Glucose uptake by heart, skeletal muscle, and adipose tissue is acutely regulated by insulin, which stimulates facilitative glucose transport, at least in part, by promoting the translocation of transporters from an intracellular pool to the plasma membrane. cDNAs encoding the major human insulin-responsive glucose transporter have been isolated and indicate that the insulin-responsive glucose transporter expressed by heart, skeletal muscle, and adipose tissue is a 509-amino acid protein having 65.3, 54.3, and 57.5% identity with the erythrocyte/HepG2, liver, and fetal muscle glucose transporters, respectively. The gene encoding the insulin-responsive glucose transporter (designated GLUT4) was mapped to the p11→p13 region of the short arm of human chromosome 17 by analyzing its segregation in a panel of reduced human-mouse somatic cell hybrids. In situ hybridization to prometaphase chromosomes indicated that GLUT4 was in band p13. A common two-allele restriction-fragment-length polymorphism (RFLP) was identified with Kpn I, and linkage of this RFLP to other polymorphic DNA markers in this region of chromosome 17 provides a set of probes that will be useful for examining the role of this gene in the pathogenesis of diabetes mellitus.

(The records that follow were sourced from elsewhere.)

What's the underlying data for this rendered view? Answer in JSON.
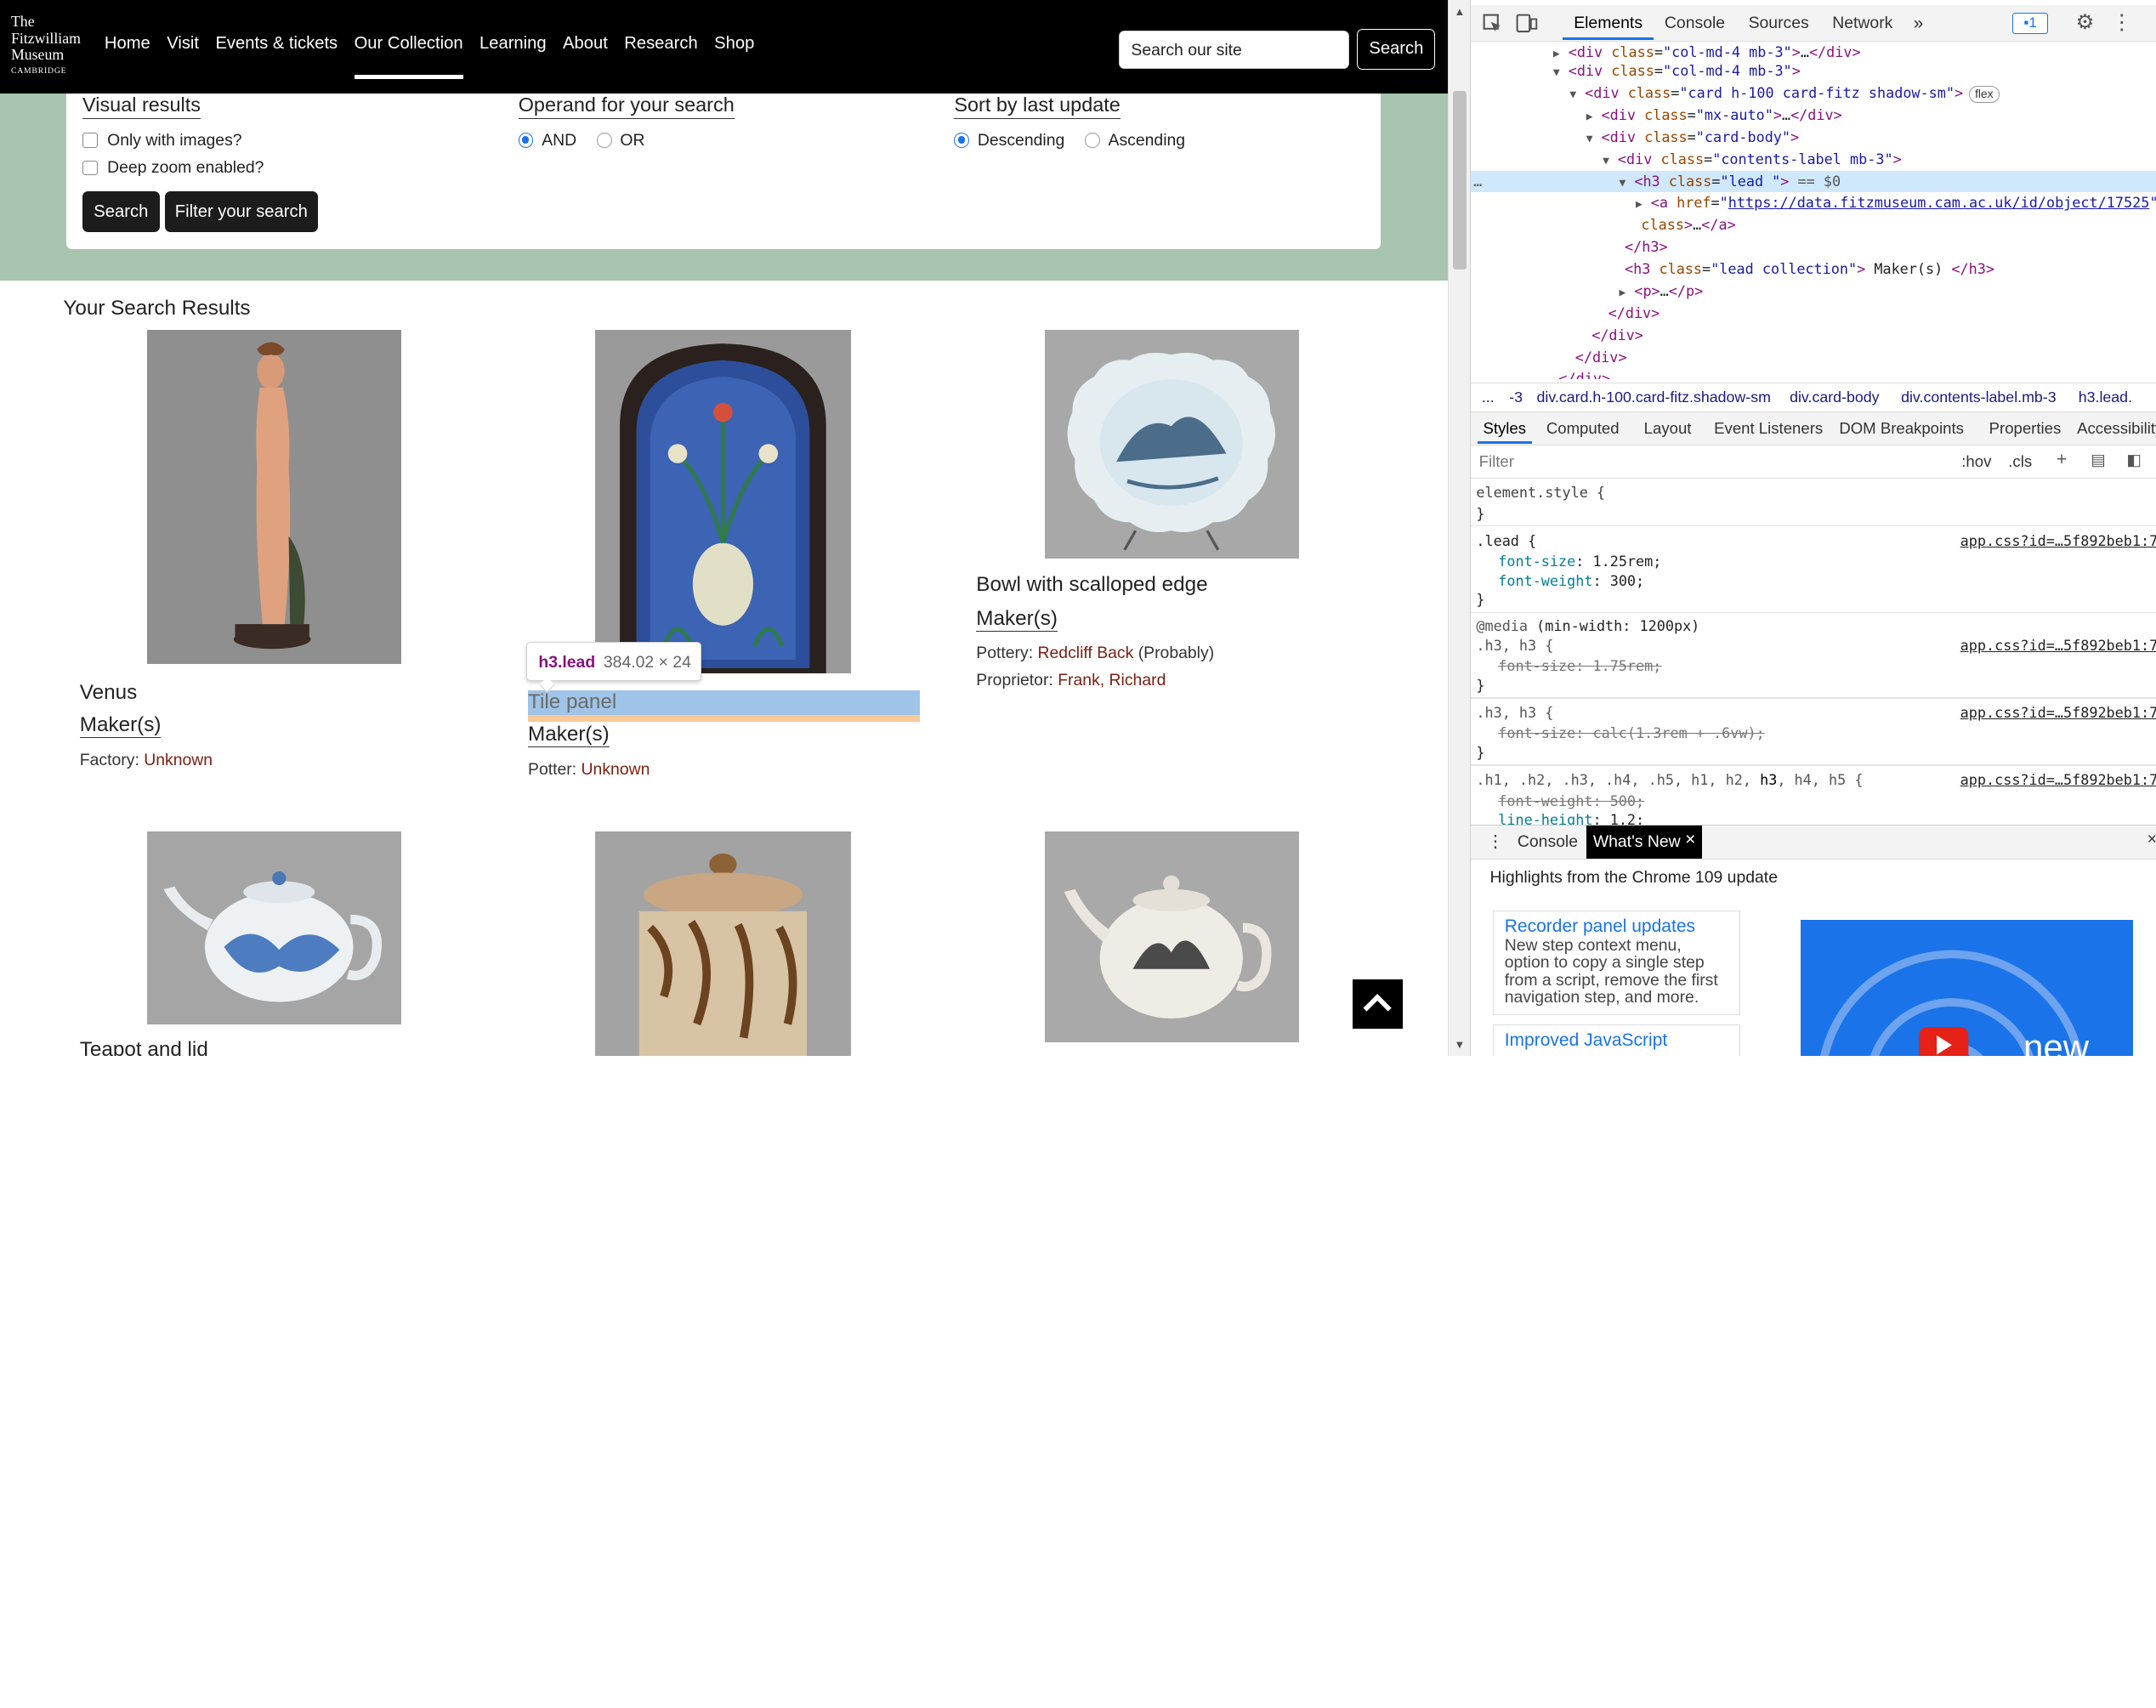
{
  "site": {
    "logo_line1": "The",
    "logo_line2": "Fitzwilliam",
    "logo_line3": "Museum",
    "logo_line4": "CAMBRIDGE",
    "nav": [
      "Home",
      "Visit",
      "Events & tickets",
      "Our Collection",
      "Learning",
      "About",
      "Research",
      "Shop"
    ],
    "search_placeholder": "Search our site",
    "search_button": "Search"
  },
  "filters": {
    "visual_title": "Visual results",
    "only_images": "Only with images?",
    "deep_zoom": "Deep zoom enabled?",
    "operand_title": "Operand for your search",
    "and_label": "AND",
    "or_label": "OR",
    "sort_title": "Sort by last update",
    "desc_label": "Descending",
    "asc_label": "Ascending",
    "search_button": "Search",
    "filter_button": "Filter your search"
  },
  "results": {
    "heading": "Your Search Results",
    "items": [
      {
        "title": "Venus",
        "maker": "Maker(s)",
        "role": "Factory: ",
        "person": "Unknown"
      },
      {
        "title": "Tile panel",
        "maker": "Maker(s)",
        "role": "Potter: ",
        "person": "Unknown"
      },
      {
        "title": "Bowl with scalloped edge",
        "maker": "Maker(s)",
        "role": "Pottery: ",
        "person": "Redcliff Back",
        "suffix": " (Probably)",
        "role2": "Proprietor: ",
        "person2": "Frank, Richard"
      },
      {
        "title": "Teapot and lid"
      }
    ]
  },
  "inspect_tooltip": {
    "tag": "h3.lead",
    "dims": "384.02 × 24"
  },
  "devtools": {
    "tabs": [
      "Elements",
      "Console",
      "Sources",
      "Network"
    ],
    "issues_count": "1",
    "tree": [
      {
        "indent": 0,
        "tri": "▶",
        "html": "<div class=\"col-md-4 mb-3\">…</div>"
      },
      {
        "indent": 0,
        "tri": "▼",
        "html": "<div class=\"col-md-4 mb-3\">"
      },
      {
        "indent": 1,
        "tri": "▼",
        "html": "<div class=\"card h-100 card-fitz shadow-sm\">"
      },
      {
        "indent": 2,
        "tri": "▶",
        "html": "<div class=\"mx-auto\">…</div>"
      },
      {
        "indent": 2,
        "tri": "▼",
        "html": "<div class=\"card-body\">"
      },
      {
        "indent": 3,
        "tri": "▼",
        "html": "<div class=\"contents-label mb-3\">"
      },
      {
        "indent": 4,
        "tri": "▼",
        "html": "<h3 class=\"lead \"> == $0"
      },
      {
        "indent": 5,
        "tri": "▶",
        "html": "<a href=\"https://data.fitzmuseum.cam.ac.uk/id/object/17525\""
      },
      {
        "indent": 5,
        "tri": "",
        "html": "class>…</a>"
      },
      {
        "indent": 4,
        "tri": "",
        "html": "</h3>"
      },
      {
        "indent": 4,
        "tri": "",
        "html": "<h3 class=\"lead collection\"> Maker(s) </h3>"
      },
      {
        "indent": 4,
        "tri": "▶",
        "html": "<p>…</p>"
      },
      {
        "indent": 3,
        "tri": "",
        "html": "</div>"
      },
      {
        "indent": 2,
        "tri": "",
        "html": "</div>"
      },
      {
        "indent": 1,
        "tri": "",
        "html": "</div>"
      },
      {
        "indent": 0,
        "tri": "",
        "html": "</div>"
      }
    ],
    "flex_badge": "flex",
    "breadcrumbs": [
      "...",
      "-3",
      "div.card.h-100.card-fitz.shadow-sm",
      "div.card-body",
      "div.contents-label.mb-3",
      "h3.lead."
    ],
    "subtabs": [
      "Styles",
      "Computed",
      "Layout",
      "Event Listeners",
      "DOM Breakpoints",
      "Properties",
      "Accessibility"
    ],
    "filter_placeholder": "Filter",
    "hov": ":hov",
    "cls": ".cls",
    "src_link": "app.css?id=…5f892beb1:7",
    "drawer_tabs": [
      "Console",
      "What's New"
    ],
    "highlights_title": "Highlights from the Chrome 109 update",
    "card1_title": "Recorder panel updates",
    "card1_body": "New step context menu, option to copy a single step from a script, remove the first navigation step, and more.",
    "card2_title": "Improved JavaScript",
    "promo_text": "new"
  }
}
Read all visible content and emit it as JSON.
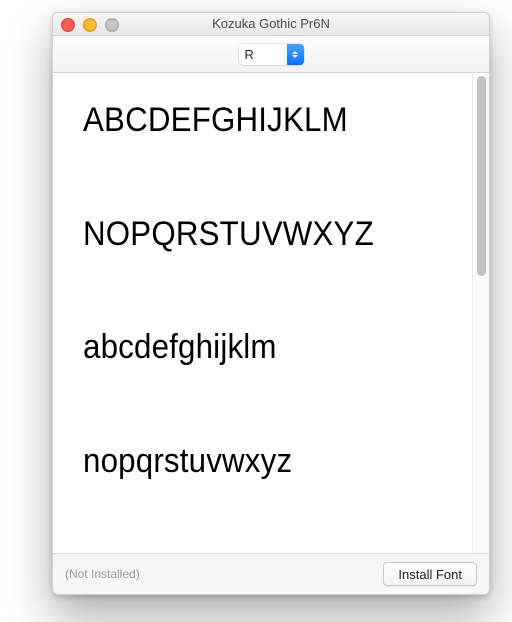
{
  "window": {
    "title": "Kozuka Gothic Pr6N"
  },
  "toolbar": {
    "style_select": {
      "value": "R"
    }
  },
  "preview": {
    "lines": [
      "ABCDEFGHIJKLM",
      "NOPQRSTUVWXYZ",
      "abcdefghijklm",
      "nopqrstuvwxyz"
    ]
  },
  "footer": {
    "status": "(Not Installed)",
    "install_label": "Install Font"
  }
}
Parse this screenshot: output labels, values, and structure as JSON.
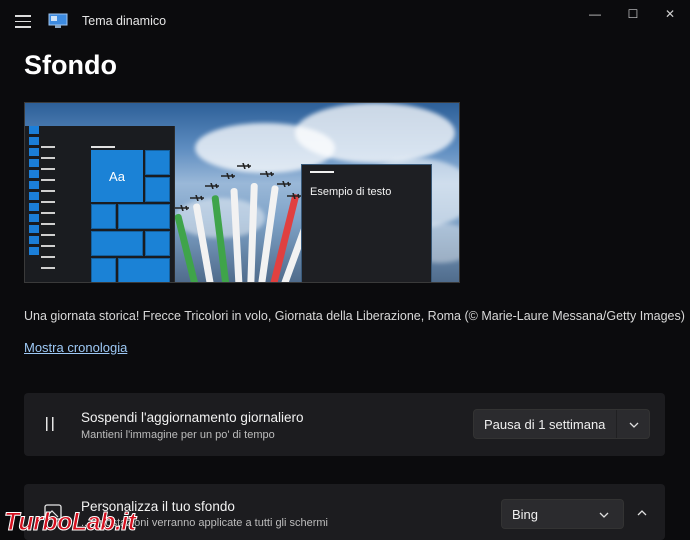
{
  "window": {
    "title": "Tema dinamico",
    "minimize_glyph": "—",
    "maximize_glyph": "☐",
    "close_glyph": "✕"
  },
  "page": {
    "title": "Sfondo"
  },
  "preview": {
    "start_tile_text": "Aa",
    "sample_window_text": "Esempio di testo"
  },
  "caption": "Una giornata storica! Frecce Tricolori in volo, Giornata della Liberazione, Roma (© Marie-Laure Messana/Getty Images)",
  "history_link": "Mostra cronologia",
  "pause_card": {
    "title": "Sospendi l'aggiornamento giornaliero",
    "subtitle": "Mantieni l'immagine per un po' di tempo",
    "dropdown_value": "Pausa di 1 settimana"
  },
  "personalize_card": {
    "title": "Personalizza il tuo sfondo",
    "subtitle": "...mpostazioni verranno applicate a tutti gli schermi",
    "dropdown_value": "Bing"
  },
  "watermark": "TurboLab.it",
  "colors": {
    "accent": "#1b82d6",
    "link": "#9ec9f5",
    "card": "#1c1c1f",
    "background": "#0b0b0d"
  },
  "icons": [
    "menu-icon",
    "app-icon",
    "pause-icon",
    "image-icon",
    "chevron-down-icon",
    "chevron-up-icon"
  ]
}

ASJC Scopus subject areas
- Internal Medicine
- Endocrinology, Diabetes and Metabolism